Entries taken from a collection
===
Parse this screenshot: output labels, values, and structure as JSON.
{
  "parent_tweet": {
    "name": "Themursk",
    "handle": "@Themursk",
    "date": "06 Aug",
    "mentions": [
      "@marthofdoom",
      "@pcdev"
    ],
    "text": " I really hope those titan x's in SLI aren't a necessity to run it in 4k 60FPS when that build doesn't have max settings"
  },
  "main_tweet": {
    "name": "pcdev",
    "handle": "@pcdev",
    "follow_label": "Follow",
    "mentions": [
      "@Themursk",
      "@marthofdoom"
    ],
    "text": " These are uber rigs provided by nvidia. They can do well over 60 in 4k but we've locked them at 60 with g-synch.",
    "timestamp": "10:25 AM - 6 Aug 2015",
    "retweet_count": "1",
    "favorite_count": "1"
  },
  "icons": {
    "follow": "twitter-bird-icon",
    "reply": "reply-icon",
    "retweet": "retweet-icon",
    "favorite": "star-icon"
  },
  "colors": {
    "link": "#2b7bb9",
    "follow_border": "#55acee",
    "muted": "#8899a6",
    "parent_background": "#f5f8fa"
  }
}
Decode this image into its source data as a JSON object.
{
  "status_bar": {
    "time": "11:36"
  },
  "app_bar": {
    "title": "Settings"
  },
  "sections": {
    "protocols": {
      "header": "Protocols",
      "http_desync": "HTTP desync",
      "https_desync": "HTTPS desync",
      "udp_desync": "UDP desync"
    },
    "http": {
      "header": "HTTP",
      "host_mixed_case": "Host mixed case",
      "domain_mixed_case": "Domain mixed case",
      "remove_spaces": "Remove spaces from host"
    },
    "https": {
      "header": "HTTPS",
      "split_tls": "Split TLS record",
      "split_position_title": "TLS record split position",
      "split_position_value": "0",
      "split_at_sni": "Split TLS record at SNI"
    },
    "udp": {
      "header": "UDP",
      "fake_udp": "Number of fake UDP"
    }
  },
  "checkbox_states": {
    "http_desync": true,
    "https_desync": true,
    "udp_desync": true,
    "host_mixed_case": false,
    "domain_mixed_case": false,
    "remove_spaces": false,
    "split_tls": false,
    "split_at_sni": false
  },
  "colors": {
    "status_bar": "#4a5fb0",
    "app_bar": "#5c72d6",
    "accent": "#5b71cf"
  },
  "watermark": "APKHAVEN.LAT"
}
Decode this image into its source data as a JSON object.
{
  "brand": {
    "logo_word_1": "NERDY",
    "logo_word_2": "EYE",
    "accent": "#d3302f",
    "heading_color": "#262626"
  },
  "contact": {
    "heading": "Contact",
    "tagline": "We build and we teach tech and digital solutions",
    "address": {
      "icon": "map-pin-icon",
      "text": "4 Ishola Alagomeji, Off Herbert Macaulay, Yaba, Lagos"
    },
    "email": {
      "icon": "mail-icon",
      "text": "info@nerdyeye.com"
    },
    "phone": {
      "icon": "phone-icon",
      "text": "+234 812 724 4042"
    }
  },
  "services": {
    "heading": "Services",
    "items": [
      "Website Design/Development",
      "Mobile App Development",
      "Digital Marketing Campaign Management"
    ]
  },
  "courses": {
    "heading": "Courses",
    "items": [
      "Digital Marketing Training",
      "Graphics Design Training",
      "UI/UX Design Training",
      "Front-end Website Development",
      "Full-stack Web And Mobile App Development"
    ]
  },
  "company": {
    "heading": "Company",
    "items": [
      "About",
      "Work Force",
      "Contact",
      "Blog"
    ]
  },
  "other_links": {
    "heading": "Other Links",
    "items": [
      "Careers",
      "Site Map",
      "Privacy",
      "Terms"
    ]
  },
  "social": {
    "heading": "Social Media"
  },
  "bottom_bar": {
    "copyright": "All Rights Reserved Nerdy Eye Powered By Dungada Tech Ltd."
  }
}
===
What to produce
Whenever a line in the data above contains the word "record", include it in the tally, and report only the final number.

Completed exercise
3